[Dataset rows for apps and sites]
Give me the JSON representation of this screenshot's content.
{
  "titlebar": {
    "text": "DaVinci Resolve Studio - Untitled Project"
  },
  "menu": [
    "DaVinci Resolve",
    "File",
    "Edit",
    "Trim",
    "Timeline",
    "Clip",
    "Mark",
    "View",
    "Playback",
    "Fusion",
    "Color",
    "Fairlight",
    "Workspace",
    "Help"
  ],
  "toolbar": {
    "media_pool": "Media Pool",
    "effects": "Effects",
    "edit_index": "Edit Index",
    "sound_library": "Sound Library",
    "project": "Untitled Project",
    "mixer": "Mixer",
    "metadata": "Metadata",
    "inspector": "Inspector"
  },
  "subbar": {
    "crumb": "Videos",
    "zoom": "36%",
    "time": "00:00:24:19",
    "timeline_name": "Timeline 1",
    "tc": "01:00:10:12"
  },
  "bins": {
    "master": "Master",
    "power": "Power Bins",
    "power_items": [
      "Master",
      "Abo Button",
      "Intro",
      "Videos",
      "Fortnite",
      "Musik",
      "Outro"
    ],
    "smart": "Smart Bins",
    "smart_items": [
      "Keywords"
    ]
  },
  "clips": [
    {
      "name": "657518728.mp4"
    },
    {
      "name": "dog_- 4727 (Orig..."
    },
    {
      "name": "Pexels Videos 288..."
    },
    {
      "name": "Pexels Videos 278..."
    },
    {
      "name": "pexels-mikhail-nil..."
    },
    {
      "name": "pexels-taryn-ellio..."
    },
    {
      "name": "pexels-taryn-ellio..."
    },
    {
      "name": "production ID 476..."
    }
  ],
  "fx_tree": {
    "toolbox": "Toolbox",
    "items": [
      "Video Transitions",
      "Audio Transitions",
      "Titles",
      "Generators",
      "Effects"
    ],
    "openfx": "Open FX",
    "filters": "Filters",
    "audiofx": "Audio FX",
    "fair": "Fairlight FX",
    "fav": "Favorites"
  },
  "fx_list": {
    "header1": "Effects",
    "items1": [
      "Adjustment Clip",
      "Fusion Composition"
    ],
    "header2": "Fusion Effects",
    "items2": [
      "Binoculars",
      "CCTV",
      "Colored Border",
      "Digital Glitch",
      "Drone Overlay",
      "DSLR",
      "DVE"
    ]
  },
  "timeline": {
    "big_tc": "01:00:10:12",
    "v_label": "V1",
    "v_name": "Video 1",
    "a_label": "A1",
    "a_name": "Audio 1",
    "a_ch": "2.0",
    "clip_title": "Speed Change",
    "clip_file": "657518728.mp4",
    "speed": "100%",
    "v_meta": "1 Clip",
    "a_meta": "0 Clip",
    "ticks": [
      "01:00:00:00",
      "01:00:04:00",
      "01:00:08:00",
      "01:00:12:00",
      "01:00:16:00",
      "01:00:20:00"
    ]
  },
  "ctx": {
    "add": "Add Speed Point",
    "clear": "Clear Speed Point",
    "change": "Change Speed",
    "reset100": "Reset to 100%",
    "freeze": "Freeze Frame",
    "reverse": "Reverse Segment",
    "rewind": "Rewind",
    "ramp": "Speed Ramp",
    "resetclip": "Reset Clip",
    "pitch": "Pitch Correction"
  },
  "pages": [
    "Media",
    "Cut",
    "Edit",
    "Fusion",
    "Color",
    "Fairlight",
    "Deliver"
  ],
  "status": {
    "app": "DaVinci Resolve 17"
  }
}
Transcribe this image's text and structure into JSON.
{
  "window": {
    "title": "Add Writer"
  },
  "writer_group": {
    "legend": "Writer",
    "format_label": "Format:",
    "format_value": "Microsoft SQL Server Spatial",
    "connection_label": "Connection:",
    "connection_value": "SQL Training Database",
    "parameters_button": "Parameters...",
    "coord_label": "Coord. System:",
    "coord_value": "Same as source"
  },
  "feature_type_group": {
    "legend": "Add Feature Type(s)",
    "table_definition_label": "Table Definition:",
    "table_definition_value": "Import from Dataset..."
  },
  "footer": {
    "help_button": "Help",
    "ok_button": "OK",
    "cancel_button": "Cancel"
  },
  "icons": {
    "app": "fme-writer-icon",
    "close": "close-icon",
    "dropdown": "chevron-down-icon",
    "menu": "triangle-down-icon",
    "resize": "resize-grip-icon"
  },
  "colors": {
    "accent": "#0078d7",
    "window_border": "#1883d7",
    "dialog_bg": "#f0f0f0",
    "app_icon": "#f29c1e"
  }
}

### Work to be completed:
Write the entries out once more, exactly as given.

### Solution for this exercise:
Give me the JSON representation of this screenshot's content.
{
  "titlebar": {
    "text": "DaVinci Resolve Studio - Untitled Project"
  },
  "menu": [
    "DaVinci Resolve",
    "File",
    "Edit",
    "Trim",
    "Timeline",
    "Clip",
    "Mark",
    "View",
    "Playback",
    "Fusion",
    "Color",
    "Fairlight",
    "Workspace",
    "Help"
  ],
  "toolbar": {
    "media_pool": "Media Pool",
    "effects": "Effects",
    "edit_index": "Edit Index",
    "sound_library": "Sound Library",
    "project": "Untitled Project",
    "mixer": "Mixer",
    "metadata": "Metadata",
    "inspector": "Inspector"
  },
  "subbar": {
    "crumb": "Videos",
    "zoom": "36%",
    "time": "00:00:24:19",
    "timeline_name": "Timeline 1",
    "tc": "01:00:10:12"
  },
  "bins": {
    "master": "Master",
    "power": "Power Bins",
    "power_items": [
      "Master",
      "Abo Button",
      "Intro",
      "Videos",
      "Fortnite",
      "Musik",
      "Outro"
    ],
    "smart": "Smart Bins",
    "smart_items": [
      "Keywords"
    ]
  },
  "clips": [
    {
      "name": "657518728.mp4"
    },
    {
      "name": "dog_- 4727 (Orig..."
    },
    {
      "name": "Pexels Videos 288..."
    },
    {
      "name": "Pexels Videos 278..."
    },
    {
      "name": "pexels-mikhail-nil..."
    },
    {
      "name": "pexels-taryn-ellio..."
    },
    {
      "name": "pexels-taryn-ellio..."
    },
    {
      "name": "production ID 476..."
    }
  ],
  "fx_tree": {
    "toolbox": "Toolbox",
    "items": [
      "Video Transitions",
      "Audio Transitions",
      "Titles",
      "Generators",
      "Effects"
    ],
    "openfx": "Open FX",
    "filters": "Filters",
    "audiofx": "Audio FX",
    "fair": "Fairlight FX",
    "fav": "Favorites"
  },
  "fx_list": {
    "header1": "Effects",
    "items1": [
      "Adjustment Clip",
      "Fusion Composition"
    ],
    "header2": "Fusion Effects",
    "items2": [
      "Binoculars",
      "CCTV",
      "Colored Border",
      "Digital Glitch",
      "Drone Overlay",
      "DSLR",
      "DVE"
    ]
  },
  "timeline": {
    "big_tc": "01:00:10:12",
    "v_label": "V1",
    "v_name": "Video 1",
    "a_label": "A1",
    "a_name": "Audio 1",
    "a_ch": "2.0",
    "clip_title": "Speed Change",
    "clip_file": "657518728.mp4",
    "speed": "100%",
    "v_meta": "1 Clip",
    "a_meta": "0 Clip",
    "ticks": [
      "01:00:00:00",
      "01:00:04:00",
      "01:00:08:00",
      "01:00:12:00",
      "01:00:16:00",
      "01:00:20:00"
    ]
  },
  "ctx": {
    "add": "Add Speed Point",
    "clear": "Clear Speed Point",
    "change": "Change Speed",
    "reset100": "Reset to 100%",
    "freeze": "Freeze Frame",
    "reverse": "Reverse Segment",
    "rewind": "Rewind",
    "ramp": "Speed Ramp",
    "resetclip": "Reset Clip",
    "pitch": "Pitch Correction"
  },
  "pages": [
    "Media",
    "Cut",
    "Edit",
    "Fusion",
    "Color",
    "Fairlight",
    "Deliver"
  ],
  "status": {
    "app": "DaVinci Resolve 17"
  }
}
Transcribe this image's text and structure into JSON.
{
  "window": {
    "title": "Add Writer"
  },
  "writer_group": {
    "legend": "Writer",
    "format_label": "Format:",
    "format_value": "Microsoft SQL Server Spatial",
    "connection_label": "Connection:",
    "connection_value": "SQL Training Database",
    "parameters_button": "Parameters...",
    "coord_label": "Coord. System:",
    "coord_value": "Same as source"
  },
  "feature_type_group": {
    "legend": "Add Feature Type(s)",
    "table_definition_label": "Table Definition:",
    "table_definition_value": "Import from Dataset..."
  },
  "footer": {
    "help_button": "Help",
    "ok_button": "OK",
    "cancel_button": "Cancel"
  },
  "icons": {
    "app": "fme-writer-icon",
    "close": "close-icon",
    "dropdown": "chevron-down-icon",
    "menu": "triangle-down-icon",
    "resize": "resize-grip-icon"
  },
  "colors": {
    "accent": "#0078d7",
    "window_border": "#1883d7",
    "dialog_bg": "#f0f0f0",
    "app_icon": "#f29c1e"
  }
}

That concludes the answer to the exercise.